C h a p t e r 1 2 Accessibility to Health Care in Urban Environments Francisca M. Mwangangi The World Health Organization (WHO) defines health as a state of complete physical, mental, and social well-being and not merely the absence of disease or infirmity. The WHO has further elaborated that “the health of all the people is fundamental to the attainment of peace and security and is dependent upon the fullest co-operation of individuals and states” and that “the enjoyment of the highest attainable standards of health” is one of the fundamental rights of every human being (WHO 2000). A population’s health and productivity are directly linked. This relationship has been demonstrated in industrialized countries, which are now benefiting from years of investment in health services (Schultz and Tansel 1993). Provision of good health services satisfies a basic human need and contributes significantly toward maintaining and enhancing the productive potential of the people. Improving health services reduces production losses caused by worker illnesses, permits the use of national funds otherwise totally or nearly inaccessible because of disease, and increases children’s enrollment in school and their ability to learn (Mwabu et al. 2004). Therefore, increasing consumption of health-care services in the population should be a priority in all countries. Increasing access is the most effective way to increase the utilization of health-care services. In its simplest sense, access refers to entry into or use of the healthcare system. When health care is accessible, the health of every member of society improves because people are able to obtain care when necessary without facing obstacles. When health care is not accessible, mortality rates will be high and many people will be debilitated by disease . Access is one of the fundamental goals of every health-care system. 228 Francisca M. Mwangangi A major responsibility of every government is to provide effective and accessible health care to all of its citizens. For the majority, the term “access” refers to health-care services that are within reach. The term goes beyond the availability of health-care services to refer to the elimination of personal, organizational, and financial barriers to service utilization. Obrist and colleagues have identified three aspects of accessible health care: availability, acceptability , and affordability (Obrist et al. 2007). Lack of access to health care results when any one of these three aspects of accessibility is missing. “Availability” means that existing health services and goods meet clients ’ needs. Services and goods should be offered by an adequate number of skilled personnel. Supplies should cover demand. Health-care facilities should be within reach geographically. Health-care services should be organized in a manner that meets patients’ needs: For example , hours of operation should be based around clients’ schedules, taking into account, for instance, the daily work schedule of the small-scale business person or farmer. The health-care facilities should be clean and well kept. “Affordability” means that the price of health care fits clients’ income and ability to pay. Both direct and indirect costs of health care should be within a client’s ability to pay; for example, a client should be able to pay for the consultation fee, the cost of drugs, and transportation to the health facility. Last, “acceptability” of health care means that the information, explanations , and treatments provided take into account the clients’ cultural and social values. Patients should feel welcome and cared for and have trust in the competence and personality of their health-care providers. Differences in access to health care can have far-reaching consequences , with those denied access to basic health care living shorter and more constrained lives. Writing in 1990, Amartya Sen estimated that 100 million more women would have been alive, primarily in China, South Asia, and North Africa, if women and girls had equal access to health care and nutrition across the globe (Sen 1990). Equal access to health care is therefore a prerequisite for equality of opportunity in society. In developing countries, health care can be accessed from such facilities as the following: 1. Hospitals, health centers, and clinics run by the central government 2. Municipality or city council-controlled facilities Accessibility to Health Care in Urban Environments 229 3. Facilities run by faith-based organizations 4. Private sector facilities—both for-profit and nonprofit Access to Health Care in Urban Settings: Issues, Challenges, and Opportunities As earlier chapters have described, a lack of basic services—including safe water, sanitation, and good shelter—in rapidly expanding...
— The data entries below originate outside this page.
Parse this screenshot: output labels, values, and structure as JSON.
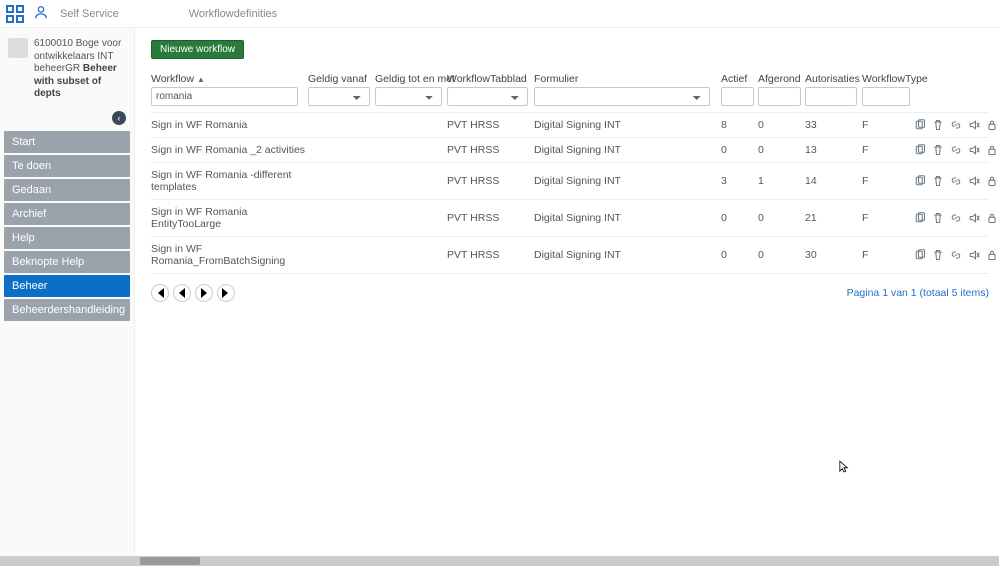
{
  "breadcrumb": {
    "root": "Self Service",
    "page": "Workflowdefinities"
  },
  "user": {
    "line1": "6100010 Boge voor",
    "line2": "ontwikkelaars INT",
    "line3a": "beheerGR ",
    "line3b": "Beheer with subset of depts"
  },
  "nav": {
    "items": [
      {
        "label": "Start",
        "active": false
      },
      {
        "label": "Te doen",
        "active": false
      },
      {
        "label": "Gedaan",
        "active": false
      },
      {
        "label": "Archief",
        "active": false
      },
      {
        "label": "Help",
        "active": false
      },
      {
        "label": "Beknopte Help",
        "active": false
      },
      {
        "label": "Beheer",
        "active": true
      },
      {
        "label": "Beheerdershandleiding",
        "active": false
      }
    ]
  },
  "toolbar": {
    "new_label": "Nieuwe workflow"
  },
  "columns": {
    "workflow": "Workflow",
    "geldig_vanaf": "Geldig vanaf",
    "geldig_tot": "Geldig tot en met",
    "tabblad": "WorkflowTabblad",
    "formulier": "Formulier",
    "actief": "Actief",
    "afgerond": "Afgerond",
    "autorisaties": "Autorisaties",
    "type": "WorkflowType"
  },
  "filters": {
    "workflow": "romania"
  },
  "rows": [
    {
      "workflow": "Sign in WF Romania",
      "tabblad": "PVT HRSS",
      "formulier": "Digital Signing INT",
      "actief": "8",
      "afgerond": "0",
      "autorisaties": "33",
      "type": "F"
    },
    {
      "workflow": "Sign in WF Romania _2 activities",
      "tabblad": "PVT HRSS",
      "formulier": "Digital Signing INT",
      "actief": "0",
      "afgerond": "0",
      "autorisaties": "13",
      "type": "F"
    },
    {
      "workflow": "Sign in WF Romania -different templates",
      "tabblad": "PVT HRSS",
      "formulier": "Digital Signing INT",
      "actief": "3",
      "afgerond": "1",
      "autorisaties": "14",
      "type": "F"
    },
    {
      "workflow": "Sign in WF Romania EntityTooLarge",
      "tabblad": "PVT HRSS",
      "formulier": "Digital Signing INT",
      "actief": "0",
      "afgerond": "0",
      "autorisaties": "21",
      "type": "F"
    },
    {
      "workflow": "Sign in WF Romania_FromBatchSigning",
      "tabblad": "PVT HRSS",
      "formulier": "Digital Signing INT",
      "actief": "0",
      "afgerond": "0",
      "autorisaties": "30",
      "type": "F"
    }
  ],
  "pager": {
    "info": "Pagina 1 van 1 (totaal 5 items)"
  }
}
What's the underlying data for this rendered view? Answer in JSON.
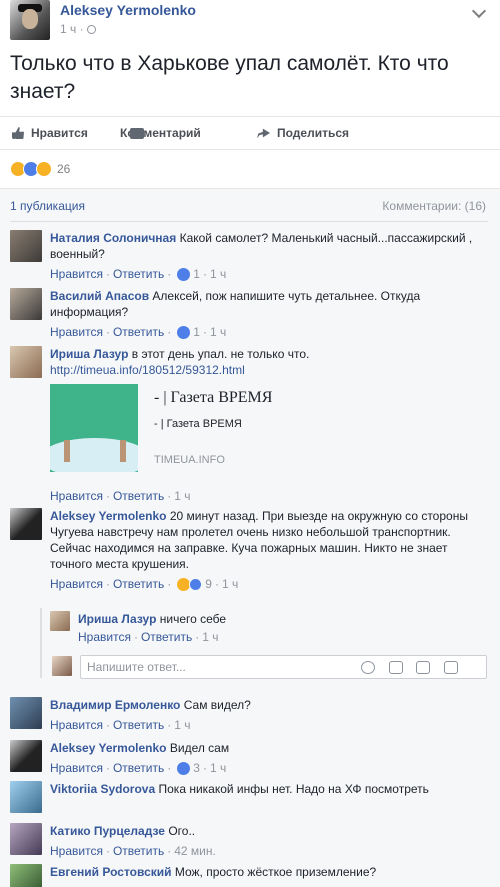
{
  "post": {
    "author": "Aleksey Yermolenko",
    "time": "1 ч",
    "text": "Только что в Харькове упал самолёт. Кто что знает?",
    "actions": {
      "like": "Нравится",
      "comment": "Комментарий",
      "share": "Поделиться"
    },
    "reactions_count": "26",
    "shares": "1 публикация",
    "comments_total": "Комментарии: (16)"
  },
  "comment_labels": {
    "like": "Нравится",
    "reply": "Ответить",
    "dot": "·"
  },
  "comments": [
    {
      "author": "Наталия Солоничная",
      "text": "Какой самолет? Маленький часный...пассажирский , военный?",
      "likes": "1",
      "time": "1 ч"
    },
    {
      "author": "Василий Апасов",
      "text": "Алексей, пож напишите чуть детальнее. Откуда информация?",
      "likes": "1",
      "time": "1 ч"
    },
    {
      "author": "Ириша Лазур",
      "text": "в этот день упал. не только что.",
      "link": "http://timeua.info/180512/59312.html",
      "time": "1 ч",
      "card": {
        "title": "- | Газета ВРЕМЯ",
        "subtitle": "- | Газета ВРЕМЯ",
        "domain": "TIMEUA.INFO"
      }
    },
    {
      "author": "Aleksey Yermolenko",
      "text": "20 минут назад. При выезде на окружную со стороны Чугуева навстречу нам пролетел очень низко небольшой транспортник.",
      "text2": "Сейчас находимся на заправке. Куча пожарных машин. Никто не знает точного места крушения.",
      "likes": "9",
      "time": "1 ч"
    },
    {
      "author": "Ириша Лазур",
      "text": "ничего себе",
      "time": "1 ч"
    },
    {
      "author": "Владимир Ермоленко",
      "text": "Сам видел?",
      "time": "1 ч"
    },
    {
      "author": "Aleksey Yermolenko",
      "text": "Видел сам",
      "likes": "3",
      "time": "1 ч"
    },
    {
      "author": "Viktoriia Sydorova",
      "text": "Пока никакой инфы нет. Надо на ХФ посмотреть"
    },
    {
      "author": "Катико Пурцеладзе",
      "text": "Ого..",
      "time": "42 мин."
    },
    {
      "author": "Евгений Ростовский",
      "text": "Мож, просто жёсткое приземление?"
    }
  ],
  "reply_box": {
    "placeholder": "Напишите ответ..."
  }
}
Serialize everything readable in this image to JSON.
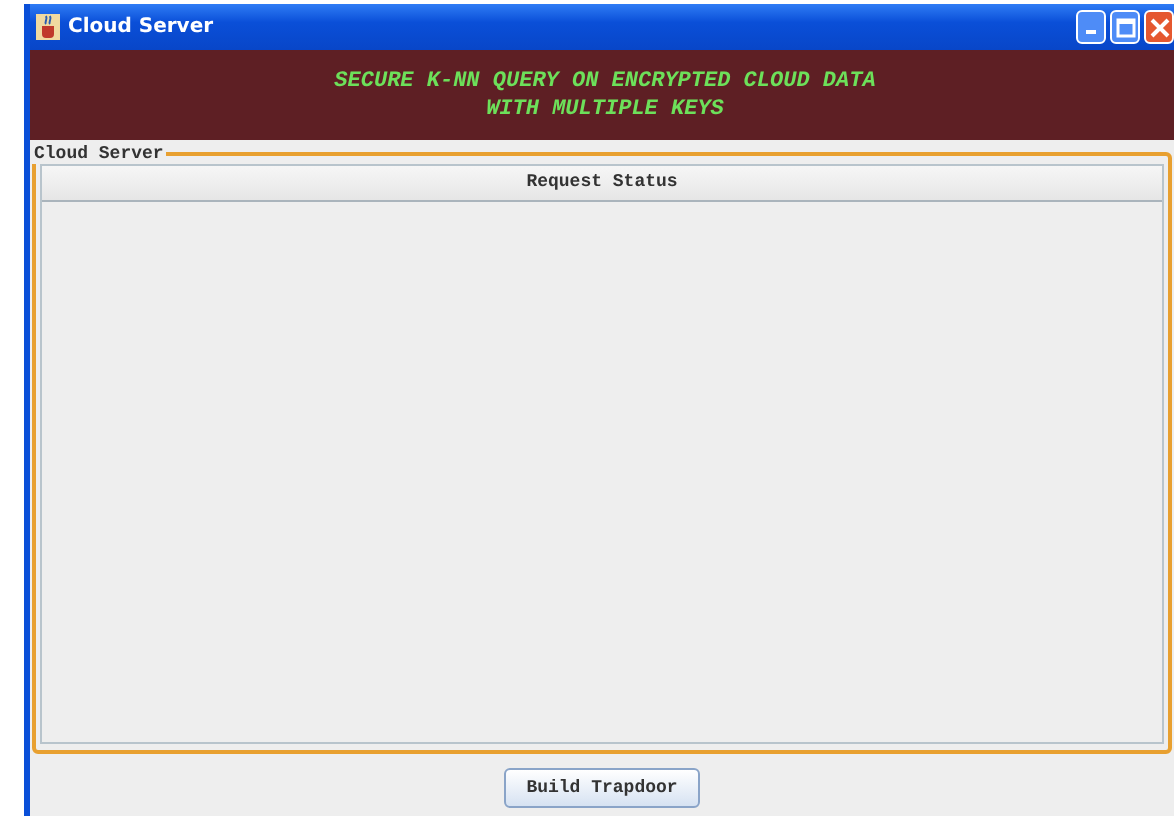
{
  "window": {
    "title": "Cloud Server"
  },
  "banner": {
    "lines": [
      "SECURE K-NN QUERY ON ENCRYPTED CLOUD DATA",
      "WITH MULTIPLE KEYS"
    ]
  },
  "panel": {
    "title": "Cloud Server",
    "table": {
      "columns": [
        "Request Status"
      ]
    }
  },
  "buttons": [
    "Build Trapdoor"
  ]
}
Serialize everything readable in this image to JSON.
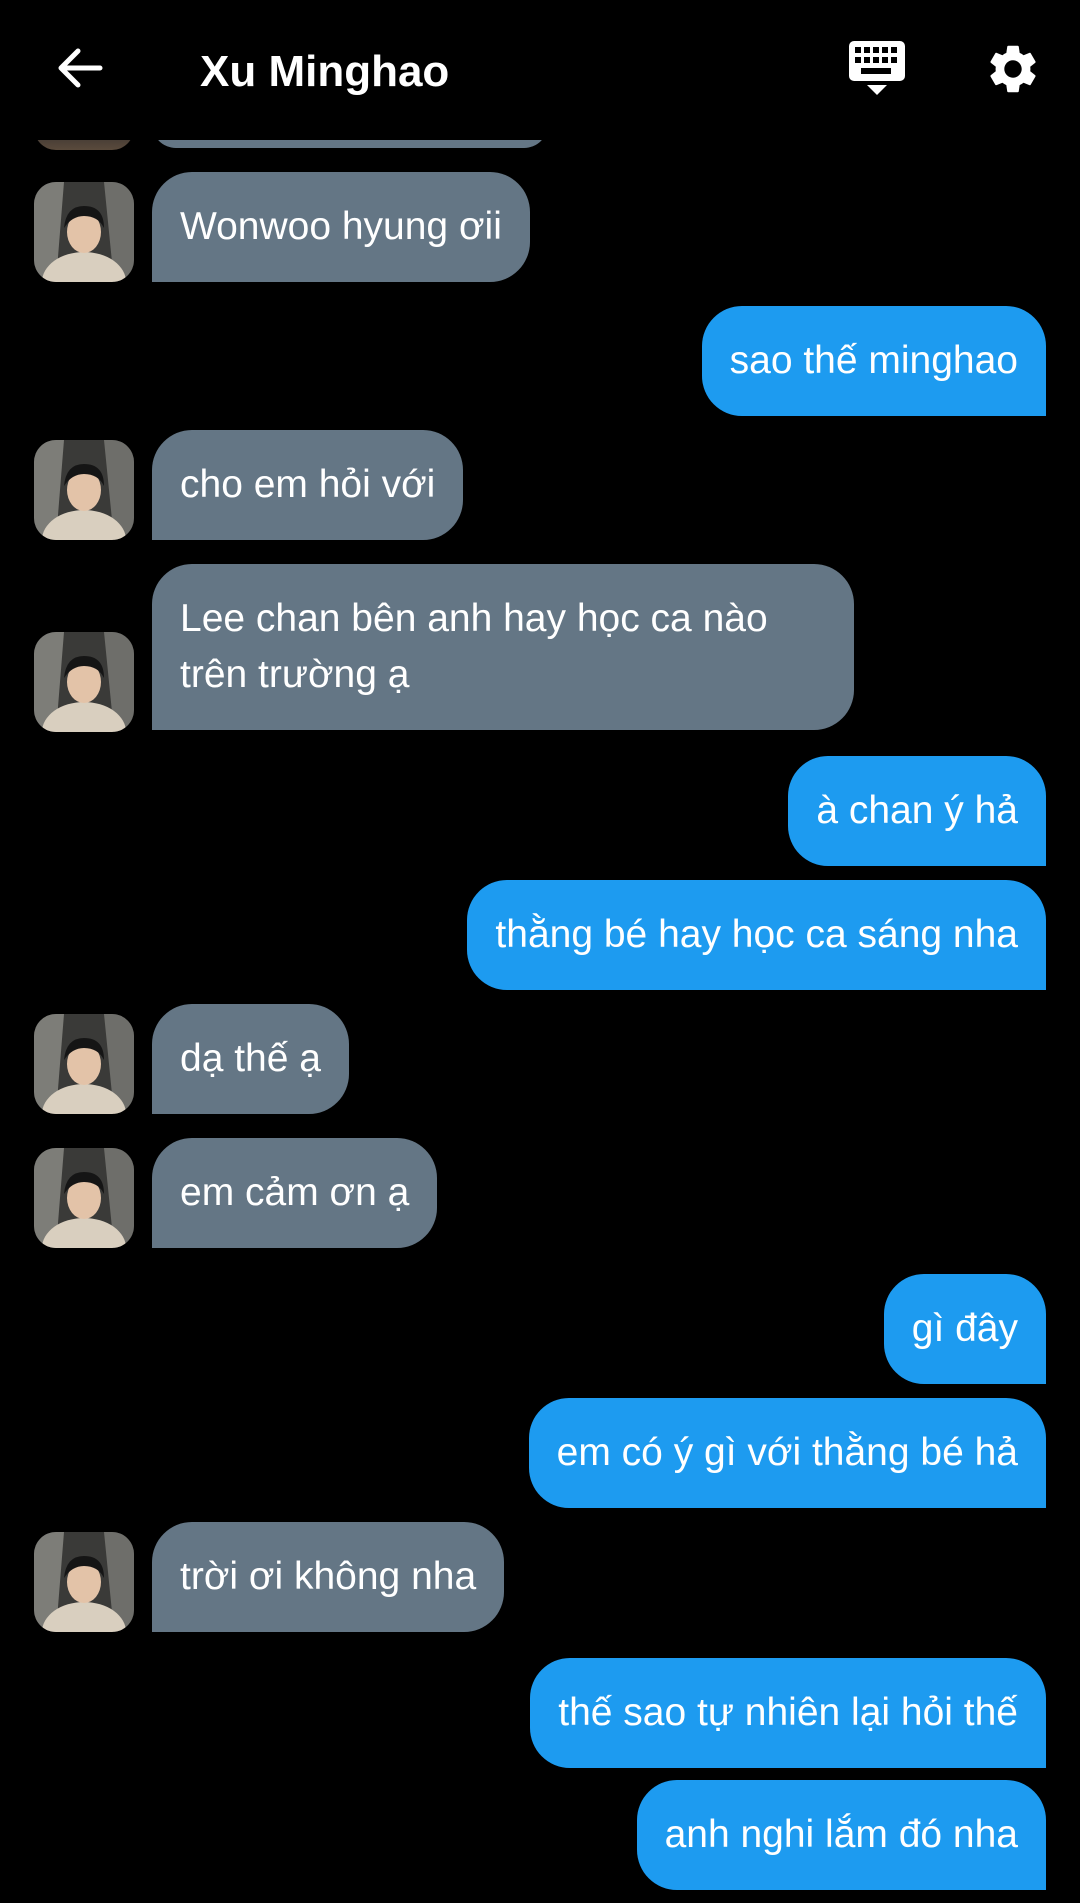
{
  "header": {
    "title": "Xu Minghao",
    "back_icon": "arrow-left-icon",
    "keyboard_icon": "keyboard-icon",
    "settings_icon": "gear-icon"
  },
  "colors": {
    "incoming_bubble": "#647685",
    "outgoing_bubble": "#1d9bf0",
    "background": "#000000"
  },
  "messages": [
    {
      "from": "them",
      "text": "Wonwoo hyung ơii"
    },
    {
      "from": "me",
      "text": "sao thế minghao"
    },
    {
      "from": "them",
      "text": "cho em hỏi với"
    },
    {
      "from": "them",
      "text": "Lee chan bên anh hay học ca nào trên trường ạ"
    },
    {
      "from": "me",
      "text": "à chan ý hả"
    },
    {
      "from": "me",
      "text": "thằng bé hay học ca sáng nha"
    },
    {
      "from": "them",
      "text": "dạ thế ạ"
    },
    {
      "from": "them",
      "text": "em cảm ơn ạ"
    },
    {
      "from": "me",
      "text": "gì đây"
    },
    {
      "from": "me",
      "text": "em có ý gì với thằng bé hả"
    },
    {
      "from": "them",
      "text": "trời ơi không nha"
    },
    {
      "from": "me",
      "text": "thế sao tự nhiên lại hỏi thế"
    },
    {
      "from": "me",
      "text": "anh nghi lắm đó nha"
    }
  ]
}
Additional Information

Related ISBN
MARC Record
Launched on MUSE
Open Access
Back To Top

This website uses cookies to ensure you get the best experience on our website. Without cookies your experience may not be seamless.